These categories and recommended percentages are definitely a great starting point when building a budget, but blindly following them without considering the specifics of your situation can doom your budget to fail.
For example, maybe you aren’t big on recreational activities. Or maybe you work from home and don’t own a vehicle. In those cases, blindly allocating 5-15% of your total budgeted spending to those categories wouldn’t make realistic sense or add any value to your life. Failing to give each dollar a specific purpose in this manner is one example of why budgets fail.
A second example of common budget failure is setting unrealistic goals. For example, if you’re currently spending an average of $900 per month on groceries for two people, aiming to cut this spending down to $450 in one month isn’t very realistic. It would be much more sensible and achievable to gradually reduce the budget to $450 over the course of 3-4 months.
Similarly, a third reason why budgets fail so often lies in creating a budget that is too restrictive. When you create a budget, think of it less as a drill sergeant trying to inflict misery and more like a coach who is encouraging you to win. It’s much easier to follow a person, or in this case, a budget plan, when you know that it is leading you to where you’re trying to go.
Prevent Budget Failure By Creating a Values-Based Budget
If budgets fail because they blindly follow templates, set unrealistic goals, and tend to be too restrictive, how to create a budget to help you Take Back Control of Your Life and Money becomes clearer:
A successful budget is one which combines recommended percentages with your realistic circumstances and is designed to help you achieve the financial goals that you value the most.
If you’re going to create a budget that will succeed, you have to start with a vision of what financial success looks like to you! The best way to create this vision is by identifying your values.
Why are values the key to a successful budget? Your values are what are most important to you. When you identify your values, you realize the important reasons why you decided to create a budget in the first place.
Simply put, a budget without values sets empty, meaningless targets. If you don’t understand and feel the significance of your budget goals, you will not stay motivated to stick to your budget once the initial excitement wears off.
This is similar to filling a jar with coins for no specific reason.
Put another way: Values are the driving force for meaningful goals.

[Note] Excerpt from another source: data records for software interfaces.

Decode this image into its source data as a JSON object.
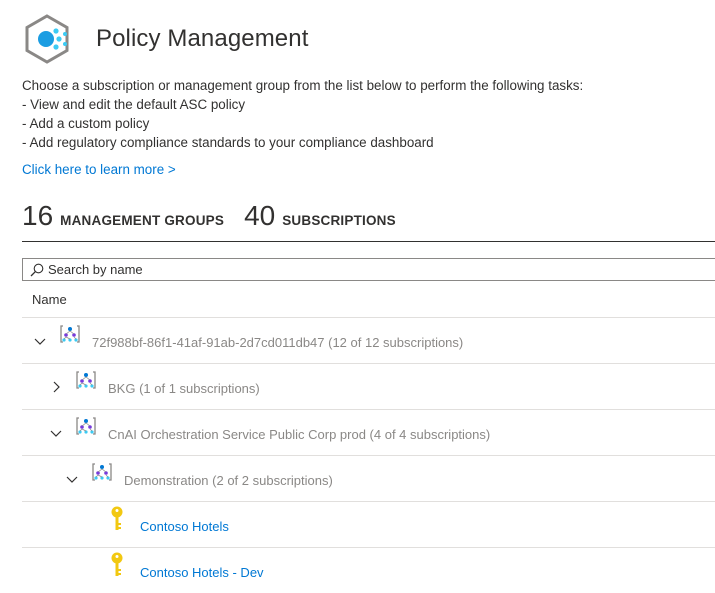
{
  "header": {
    "title": "Policy Management",
    "logo_icon": "security-center-hex-icon"
  },
  "description": {
    "intro": "Choose a subscription or management group from the list below to perform the following tasks:",
    "tasks": [
      "- View and edit the default ASC policy",
      "- Add a custom policy",
      "- Add regulatory compliance standards to your compliance dashboard"
    ]
  },
  "learn_more": "Click here to learn more >",
  "stats": {
    "management_groups_count": "16",
    "management_groups_label": "MANAGEMENT GROUPS",
    "subscriptions_count": "40",
    "subscriptions_label": "SUBSCRIPTIONS"
  },
  "search": {
    "placeholder": "Search by name"
  },
  "table": {
    "column_name": "Name",
    "rows": [
      {
        "type": "management-group",
        "expanded": true,
        "label": "72f988bf-86f1-41af-91ab-2d7cd011db47 (12 of 12 subscriptions)"
      },
      {
        "type": "management-group",
        "expanded": false,
        "label": "BKG (1 of 1 subscriptions)"
      },
      {
        "type": "management-group",
        "expanded": true,
        "label": "CnAI Orchestration Service Public Corp prod (4 of 4 subscriptions)"
      },
      {
        "type": "management-group",
        "expanded": true,
        "label": "Demonstration (2 of 2 subscriptions)"
      },
      {
        "type": "subscription",
        "label": "Contoso Hotels"
      },
      {
        "type": "subscription",
        "label": "Contoso Hotels - Dev"
      }
    ]
  },
  "colors": {
    "link": "#0078d4",
    "muted_text": "#8a8886",
    "key_icon": "#f2c811",
    "logo_accent": "#3ccbf4"
  }
}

Show me a significant goal, and I will point out the values that underpin the goal. Values are the reason that Michael Jordan became the greatest basketball player of all-time after getting cut from his high school team. His love for Competition and Accomplishment gave him all the fuel and motivation to stick to his goals, work hard, and become the best.
Again, the reason why budgets fail is because we haven’t given ourselves a good enough reason to follow them. Identifying your values and linking them to your budget solves the problem!

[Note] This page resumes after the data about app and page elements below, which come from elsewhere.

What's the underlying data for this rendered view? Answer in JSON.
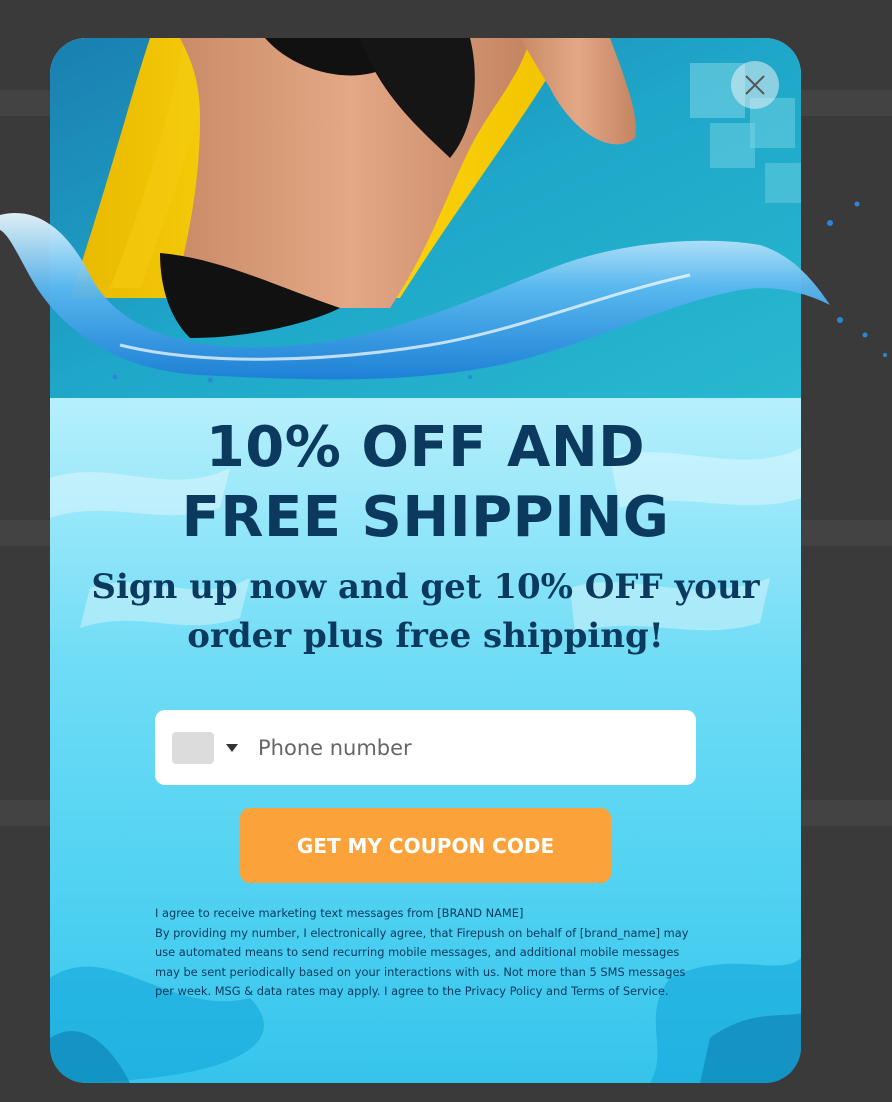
{
  "popup": {
    "close_icon": "close-icon",
    "headline_line1": "10% OFF AND",
    "headline_line2": "FREE SHIPPING",
    "subhead": "Sign up now and get 10% OFF your order plus free shipping!",
    "phone": {
      "placeholder": "Phone number",
      "value": "",
      "country_flag_icon": "flag-placeholder-icon",
      "dropdown_icon": "caret-down-icon"
    },
    "cta_label": "GET MY COUPON CODE",
    "legal": {
      "line1": "I agree to receive marketing text messages from [BRAND NAME]",
      "line2_text": "By providing my number, I electronically agree, that Firepush on behalf of [brand_name] may use automated means to send recurring mobile messages, and additional mobile messages may be sent periodically based on your interactions with us. Not more than 5 SMS messages per week. MSG & data rates may apply. I agree to the",
      "privacy_link": "Privacy Policy",
      "and": "and",
      "terms_link": "Terms of Service",
      "period": "."
    }
  },
  "colors": {
    "headline": "#0b3a5e",
    "cta_background": "#fba33a",
    "backdrop": "#3a3a3a",
    "water_light": "#c6f3fd",
    "water_deep": "#36c4ec"
  }
}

Stop Your Budget From Failing and Start Winning With Money Today!
I strongly believe that the reason why budgets fail is they focus too much on “how” to manage money responsibly and not enough on “why” it matters. A values-based budget can help you fix the problem.

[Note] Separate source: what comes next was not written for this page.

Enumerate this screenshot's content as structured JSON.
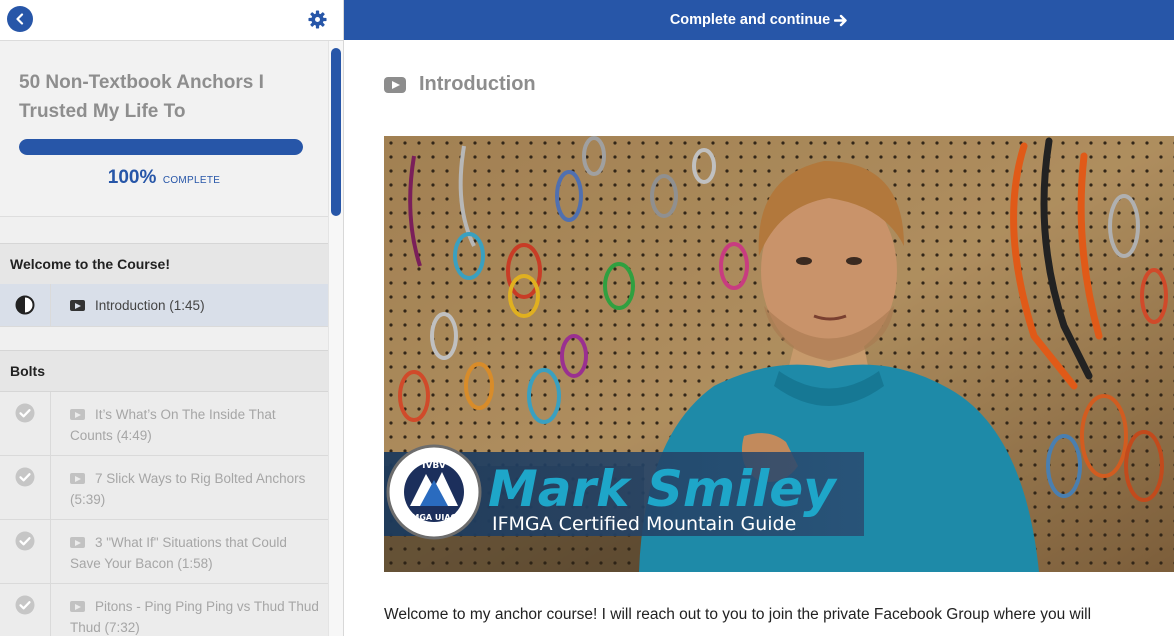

If you’re ready to take the next step in fixing your budget problems by identifying your values, I’ve created a FREE printable resource to help you.
The MONEY VALUES TOOLKIT is designed to help you create a budget that is built on a foundation of your Values. It will help you
- Discover your Purpose and Values
- Review and improve your budget in light of your Values
- Create Values-based goals to stay on track with your budget
This 10 page guide is a great value, and again, it is FREE. Simply use the form above to become a FinanceSuperhero subscriber and you’ll receive an e-mail with instructions to download your printable PDF toolkit.